History of Mt. Hebo

From military base to campsite

Today, few traces remain of Mt. Hebo’s days as a Cold War-era U.S. military station.

However, from 1956 until 1980, Mt. Hebo was home to a U.S. Air Force General Surveillance Radar Station, a long-range radar installation, with 4,000 people serving there over the years. The purpose of the station, which worked in conjunction with McChord Air Force Base in Washington, D.C., was to prevent the USSR from attacking the region by air.

These days, as part of the Siuslaw National Forest, the 3,100-foot-tall mountain is better known for its camping, hiking, horseback riding and fishing opportunities, not to mention its views. None of the Air Force buildings remain.

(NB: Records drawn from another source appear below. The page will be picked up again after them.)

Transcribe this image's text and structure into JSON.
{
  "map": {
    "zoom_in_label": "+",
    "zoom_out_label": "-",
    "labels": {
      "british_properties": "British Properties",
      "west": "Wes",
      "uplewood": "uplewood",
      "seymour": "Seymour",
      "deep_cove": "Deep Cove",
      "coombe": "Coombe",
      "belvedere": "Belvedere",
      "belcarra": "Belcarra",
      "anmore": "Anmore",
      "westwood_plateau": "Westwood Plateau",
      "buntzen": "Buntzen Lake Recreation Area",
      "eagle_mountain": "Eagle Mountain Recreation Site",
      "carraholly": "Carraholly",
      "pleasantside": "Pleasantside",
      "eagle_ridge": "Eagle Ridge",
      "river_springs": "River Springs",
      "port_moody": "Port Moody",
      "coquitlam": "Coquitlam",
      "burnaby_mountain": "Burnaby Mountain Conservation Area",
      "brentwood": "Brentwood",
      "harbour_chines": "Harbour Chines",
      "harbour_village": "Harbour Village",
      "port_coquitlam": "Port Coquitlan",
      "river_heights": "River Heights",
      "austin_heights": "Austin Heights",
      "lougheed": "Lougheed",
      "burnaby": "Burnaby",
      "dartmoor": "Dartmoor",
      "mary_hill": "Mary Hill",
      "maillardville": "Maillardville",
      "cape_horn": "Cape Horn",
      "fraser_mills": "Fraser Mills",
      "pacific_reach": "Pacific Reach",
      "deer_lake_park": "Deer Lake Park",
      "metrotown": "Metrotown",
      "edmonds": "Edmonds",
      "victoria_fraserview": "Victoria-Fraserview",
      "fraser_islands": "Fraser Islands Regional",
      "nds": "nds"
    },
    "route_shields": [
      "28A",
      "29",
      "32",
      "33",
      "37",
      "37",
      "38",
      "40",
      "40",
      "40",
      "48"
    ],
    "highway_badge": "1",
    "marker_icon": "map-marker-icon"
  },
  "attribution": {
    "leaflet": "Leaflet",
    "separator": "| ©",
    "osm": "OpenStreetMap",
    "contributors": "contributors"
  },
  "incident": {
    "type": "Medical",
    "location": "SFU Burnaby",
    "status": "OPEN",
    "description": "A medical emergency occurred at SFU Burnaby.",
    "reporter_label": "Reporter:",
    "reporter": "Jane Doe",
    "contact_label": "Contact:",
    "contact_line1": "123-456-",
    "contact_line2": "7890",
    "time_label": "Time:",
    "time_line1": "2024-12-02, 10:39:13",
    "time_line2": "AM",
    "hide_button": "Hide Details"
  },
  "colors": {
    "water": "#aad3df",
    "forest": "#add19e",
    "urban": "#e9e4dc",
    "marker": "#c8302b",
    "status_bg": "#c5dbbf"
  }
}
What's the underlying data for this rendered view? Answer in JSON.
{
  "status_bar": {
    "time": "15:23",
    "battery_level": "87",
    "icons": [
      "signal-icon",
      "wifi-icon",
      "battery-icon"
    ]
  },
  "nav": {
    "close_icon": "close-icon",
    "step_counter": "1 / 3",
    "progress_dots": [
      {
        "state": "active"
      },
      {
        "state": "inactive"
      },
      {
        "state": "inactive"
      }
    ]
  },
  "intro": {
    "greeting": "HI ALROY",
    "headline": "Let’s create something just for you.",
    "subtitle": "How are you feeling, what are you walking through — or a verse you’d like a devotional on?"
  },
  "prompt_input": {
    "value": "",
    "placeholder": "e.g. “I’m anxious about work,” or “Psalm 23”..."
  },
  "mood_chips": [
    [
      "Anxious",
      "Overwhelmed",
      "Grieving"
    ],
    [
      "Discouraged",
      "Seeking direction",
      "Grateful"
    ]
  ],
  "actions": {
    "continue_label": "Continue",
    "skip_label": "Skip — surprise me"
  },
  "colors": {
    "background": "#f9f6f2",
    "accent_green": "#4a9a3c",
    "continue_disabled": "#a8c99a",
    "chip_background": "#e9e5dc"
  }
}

Part of the Coast Range, Mt. Hebo straddles the Tillamook and Yamhill County lines and offers 360-degree vistas from its summit, which is accessed by an 8-mile forest service road from the community of Hebo. The U.S. Forest Service, which occupies offices at the base of the mountain, manages the area.